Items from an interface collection
----------------------------------------

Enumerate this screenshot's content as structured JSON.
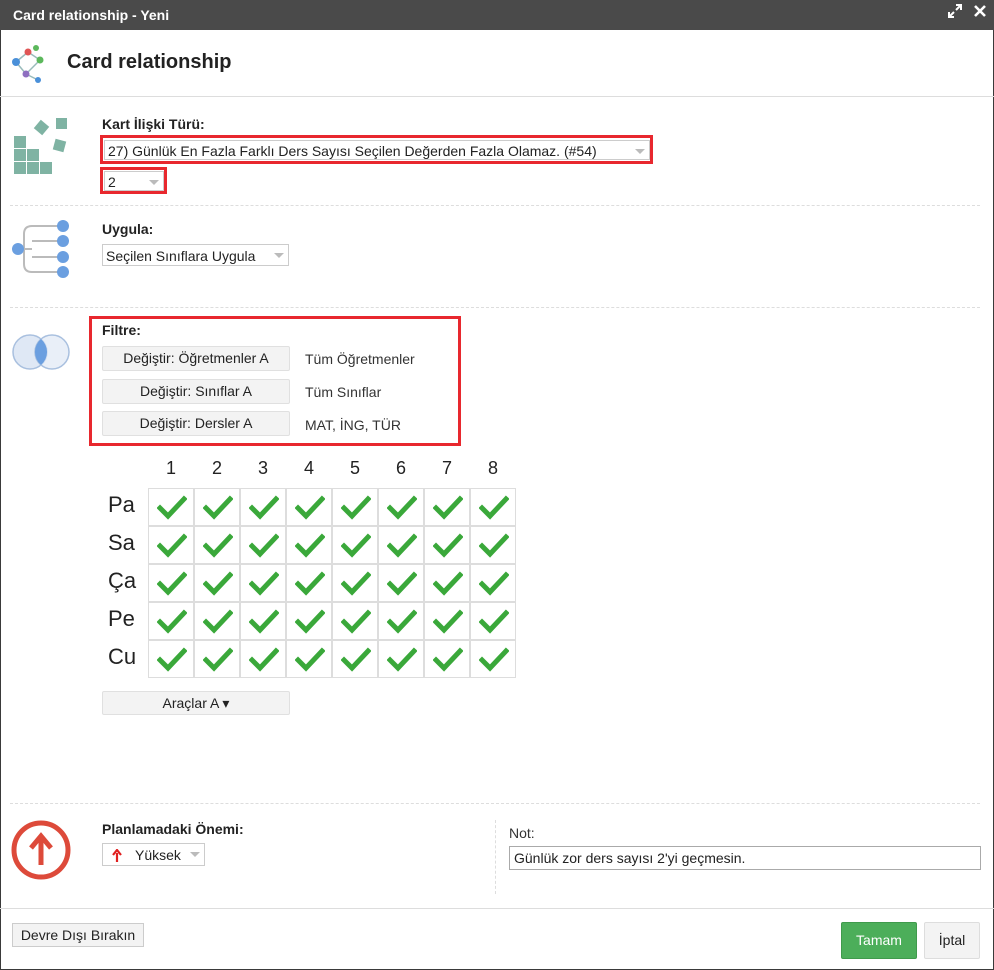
{
  "window": {
    "title": "Card relationship - Yeni"
  },
  "header": {
    "title": "Card relationship"
  },
  "relation_type": {
    "label": "Kart İlişki Türü:",
    "selected": "27) Günlük En Fazla Farklı Ders Sayısı Seçilen Değerden Fazla Olamaz. (#54)",
    "value": "2"
  },
  "apply": {
    "label": "Uygula:",
    "selected": "Seçilen Sınıflara Uygula"
  },
  "filter": {
    "label": "Filtre:",
    "rows": [
      {
        "button": "Değiştir: Öğretmenler A",
        "value": "Tüm Öğretmenler"
      },
      {
        "button": "Değiştir: Sınıflar A",
        "value": "Tüm Sınıflar"
      },
      {
        "button": "Değiştir: Dersler A",
        "value": "MAT, İNG, TÜR"
      }
    ]
  },
  "grid": {
    "columns": [
      "1",
      "2",
      "3",
      "4",
      "5",
      "6",
      "7",
      "8"
    ],
    "rows": [
      "Pa",
      "Sa",
      "Ça",
      "Pe",
      "Cu"
    ],
    "check_color": "#3aa83a"
  },
  "tools": {
    "label": "Araçlar A ▾"
  },
  "importance": {
    "label": "Planlamadaki Önemi:",
    "selected": "Yüksek"
  },
  "note": {
    "label": "Not:",
    "value": "Günlük zor ders sayısı 2'yi geçmesin."
  },
  "footer": {
    "disable_label": "Devre Dışı Bırakın",
    "ok_label": "Tamam",
    "cancel_label": "İptal"
  },
  "colors": {
    "titlebar": "#4a4a4a",
    "highlight": "#e8282e",
    "ok": "#4cae5a"
  }
}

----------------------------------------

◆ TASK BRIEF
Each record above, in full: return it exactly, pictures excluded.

◆ WRITTEN ANSWER
Enumerate this screenshot's content as structured JSON.
{
  "window": {
    "title": "Card relationship - Yeni"
  },
  "header": {
    "title": "Card relationship"
  },
  "relation_type": {
    "label": "Kart İlişki Türü:",
    "selected": "27) Günlük En Fazla Farklı Ders Sayısı Seçilen Değerden Fazla Olamaz. (#54)",
    "value": "2"
  },
  "apply": {
    "label": "Uygula:",
    "selected": "Seçilen Sınıflara Uygula"
  },
  "filter": {
    "label": "Filtre:",
    "rows": [
      {
        "button": "Değiştir: Öğretmenler A",
        "value": "Tüm Öğretmenler"
      },
      {
        "button": "Değiştir: Sınıflar A",
        "value": "Tüm Sınıflar"
      },
      {
        "button": "Değiştir: Dersler A",
        "value": "MAT, İNG, TÜR"
      }
    ]
  },
  "grid": {
    "columns": [
      "1",
      "2",
      "3",
      "4",
      "5",
      "6",
      "7",
      "8"
    ],
    "rows": [
      "Pa",
      "Sa",
      "Ça",
      "Pe",
      "Cu"
    ],
    "check_color": "#3aa83a"
  },
  "tools": {
    "label": "Araçlar A ▾"
  },
  "importance": {
    "label": "Planlamadaki Önemi:",
    "selected": "Yüksek"
  },
  "note": {
    "label": "Not:",
    "value": "Günlük zor ders sayısı 2'yi geçmesin."
  },
  "footer": {
    "disable_label": "Devre Dışı Bırakın",
    "ok_label": "Tamam",
    "cancel_label": "İptal"
  },
  "colors": {
    "titlebar": "#4a4a4a",
    "highlight": "#e8282e",
    "ok": "#4cae5a"
  }
}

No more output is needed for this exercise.